**** INFORMATION

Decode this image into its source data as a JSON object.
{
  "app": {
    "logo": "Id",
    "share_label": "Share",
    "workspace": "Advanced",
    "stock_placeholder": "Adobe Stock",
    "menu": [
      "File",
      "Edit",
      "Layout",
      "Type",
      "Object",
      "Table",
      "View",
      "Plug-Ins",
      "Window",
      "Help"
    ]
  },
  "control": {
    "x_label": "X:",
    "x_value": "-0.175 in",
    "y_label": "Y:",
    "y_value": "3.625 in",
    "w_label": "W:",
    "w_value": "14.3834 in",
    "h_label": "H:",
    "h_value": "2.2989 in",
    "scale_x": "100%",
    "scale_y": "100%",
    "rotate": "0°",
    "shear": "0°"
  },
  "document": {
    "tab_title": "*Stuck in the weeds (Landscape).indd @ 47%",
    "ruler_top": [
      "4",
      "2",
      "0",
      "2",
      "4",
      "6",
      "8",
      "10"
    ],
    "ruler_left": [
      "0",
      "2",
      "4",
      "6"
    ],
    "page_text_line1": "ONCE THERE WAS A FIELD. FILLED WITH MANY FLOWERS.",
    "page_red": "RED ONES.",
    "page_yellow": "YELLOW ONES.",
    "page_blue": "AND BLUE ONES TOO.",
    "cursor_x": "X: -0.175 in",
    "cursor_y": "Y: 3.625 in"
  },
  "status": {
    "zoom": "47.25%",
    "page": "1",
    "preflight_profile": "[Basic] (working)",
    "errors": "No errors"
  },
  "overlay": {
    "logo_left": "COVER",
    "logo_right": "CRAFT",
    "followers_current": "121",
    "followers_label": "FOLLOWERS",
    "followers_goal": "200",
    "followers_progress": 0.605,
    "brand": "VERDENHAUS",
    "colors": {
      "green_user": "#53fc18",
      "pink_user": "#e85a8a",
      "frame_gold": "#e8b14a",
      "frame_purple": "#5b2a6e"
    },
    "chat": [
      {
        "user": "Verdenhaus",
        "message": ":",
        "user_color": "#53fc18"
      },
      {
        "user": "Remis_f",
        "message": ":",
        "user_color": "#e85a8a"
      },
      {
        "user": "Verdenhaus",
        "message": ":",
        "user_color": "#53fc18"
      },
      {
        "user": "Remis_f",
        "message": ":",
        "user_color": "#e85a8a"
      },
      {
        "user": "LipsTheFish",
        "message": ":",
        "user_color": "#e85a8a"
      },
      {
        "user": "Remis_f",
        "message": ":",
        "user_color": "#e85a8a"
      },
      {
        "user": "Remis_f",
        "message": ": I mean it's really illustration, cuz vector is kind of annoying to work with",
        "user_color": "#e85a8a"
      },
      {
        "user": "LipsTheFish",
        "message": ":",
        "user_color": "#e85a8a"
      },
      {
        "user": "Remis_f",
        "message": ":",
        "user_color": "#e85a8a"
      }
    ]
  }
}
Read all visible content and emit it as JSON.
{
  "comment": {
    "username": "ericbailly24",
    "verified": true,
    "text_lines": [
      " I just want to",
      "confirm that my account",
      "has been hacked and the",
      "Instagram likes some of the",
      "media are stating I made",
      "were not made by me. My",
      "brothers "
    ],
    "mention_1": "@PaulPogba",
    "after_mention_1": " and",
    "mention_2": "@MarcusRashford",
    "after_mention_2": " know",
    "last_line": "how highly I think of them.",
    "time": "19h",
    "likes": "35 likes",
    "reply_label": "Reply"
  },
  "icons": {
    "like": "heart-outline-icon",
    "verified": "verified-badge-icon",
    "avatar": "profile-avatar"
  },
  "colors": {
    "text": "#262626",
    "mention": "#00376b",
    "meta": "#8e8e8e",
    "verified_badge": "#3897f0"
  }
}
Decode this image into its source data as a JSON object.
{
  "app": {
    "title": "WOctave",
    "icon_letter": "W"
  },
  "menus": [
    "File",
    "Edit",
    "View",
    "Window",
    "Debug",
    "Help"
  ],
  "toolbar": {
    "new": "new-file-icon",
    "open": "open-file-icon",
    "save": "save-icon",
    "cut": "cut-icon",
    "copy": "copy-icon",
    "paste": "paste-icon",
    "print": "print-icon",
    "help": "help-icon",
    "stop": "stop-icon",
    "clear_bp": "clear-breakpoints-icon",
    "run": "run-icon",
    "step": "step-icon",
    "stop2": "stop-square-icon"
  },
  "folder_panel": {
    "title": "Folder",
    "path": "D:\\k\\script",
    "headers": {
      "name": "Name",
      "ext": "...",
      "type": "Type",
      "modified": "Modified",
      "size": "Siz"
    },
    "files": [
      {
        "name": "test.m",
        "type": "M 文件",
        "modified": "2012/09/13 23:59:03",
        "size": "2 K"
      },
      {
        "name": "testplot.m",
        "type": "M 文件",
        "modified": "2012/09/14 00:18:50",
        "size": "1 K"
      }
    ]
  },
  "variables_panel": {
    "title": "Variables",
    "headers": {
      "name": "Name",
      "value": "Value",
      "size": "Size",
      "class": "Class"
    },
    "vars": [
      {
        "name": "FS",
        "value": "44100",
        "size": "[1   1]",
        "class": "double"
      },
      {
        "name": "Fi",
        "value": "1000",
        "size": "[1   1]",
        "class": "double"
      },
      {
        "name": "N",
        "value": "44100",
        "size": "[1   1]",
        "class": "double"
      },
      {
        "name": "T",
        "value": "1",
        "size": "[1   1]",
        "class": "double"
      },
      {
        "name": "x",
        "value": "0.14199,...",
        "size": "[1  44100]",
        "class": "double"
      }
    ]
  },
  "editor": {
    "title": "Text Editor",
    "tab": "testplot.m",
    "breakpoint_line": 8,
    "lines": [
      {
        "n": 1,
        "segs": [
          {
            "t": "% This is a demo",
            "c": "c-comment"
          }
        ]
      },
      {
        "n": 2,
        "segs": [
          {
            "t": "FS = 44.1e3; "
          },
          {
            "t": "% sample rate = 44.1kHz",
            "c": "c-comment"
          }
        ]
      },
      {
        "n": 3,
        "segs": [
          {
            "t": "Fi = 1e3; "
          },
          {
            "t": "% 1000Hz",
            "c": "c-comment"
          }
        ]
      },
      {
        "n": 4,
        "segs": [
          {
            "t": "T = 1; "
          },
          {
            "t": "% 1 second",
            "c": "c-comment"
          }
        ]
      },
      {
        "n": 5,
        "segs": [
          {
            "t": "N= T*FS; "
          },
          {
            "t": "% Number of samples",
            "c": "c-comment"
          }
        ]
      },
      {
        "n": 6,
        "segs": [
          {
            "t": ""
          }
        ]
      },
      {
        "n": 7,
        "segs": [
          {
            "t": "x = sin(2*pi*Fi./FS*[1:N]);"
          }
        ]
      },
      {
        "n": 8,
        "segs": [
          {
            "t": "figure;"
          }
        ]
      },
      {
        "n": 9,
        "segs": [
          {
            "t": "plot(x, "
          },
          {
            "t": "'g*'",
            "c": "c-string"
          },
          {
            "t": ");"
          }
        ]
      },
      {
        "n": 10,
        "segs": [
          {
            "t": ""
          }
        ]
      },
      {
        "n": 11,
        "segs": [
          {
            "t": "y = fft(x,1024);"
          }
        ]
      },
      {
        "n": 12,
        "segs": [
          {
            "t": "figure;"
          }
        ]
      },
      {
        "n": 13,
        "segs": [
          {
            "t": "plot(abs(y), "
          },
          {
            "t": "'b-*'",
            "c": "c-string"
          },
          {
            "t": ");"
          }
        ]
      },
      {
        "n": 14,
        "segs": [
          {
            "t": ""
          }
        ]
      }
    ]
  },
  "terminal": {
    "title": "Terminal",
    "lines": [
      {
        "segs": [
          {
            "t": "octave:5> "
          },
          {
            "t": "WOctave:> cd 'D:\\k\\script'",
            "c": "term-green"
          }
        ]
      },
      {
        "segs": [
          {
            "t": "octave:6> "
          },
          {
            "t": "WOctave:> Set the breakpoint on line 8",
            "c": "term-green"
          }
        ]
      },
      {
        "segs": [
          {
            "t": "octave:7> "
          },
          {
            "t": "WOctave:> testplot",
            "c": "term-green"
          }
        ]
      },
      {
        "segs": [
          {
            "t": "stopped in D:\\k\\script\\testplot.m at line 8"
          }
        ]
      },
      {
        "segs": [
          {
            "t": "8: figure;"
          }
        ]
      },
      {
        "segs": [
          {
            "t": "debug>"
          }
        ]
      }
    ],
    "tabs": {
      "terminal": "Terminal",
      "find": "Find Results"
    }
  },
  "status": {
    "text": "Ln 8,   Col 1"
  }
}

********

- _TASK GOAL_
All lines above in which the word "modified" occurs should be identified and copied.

- _ANSWER SPACE_
      "modified": "Modified",
        "modified": "2012/09/13 23:59:03",
        "modified": "2012/09/14 00:18:50",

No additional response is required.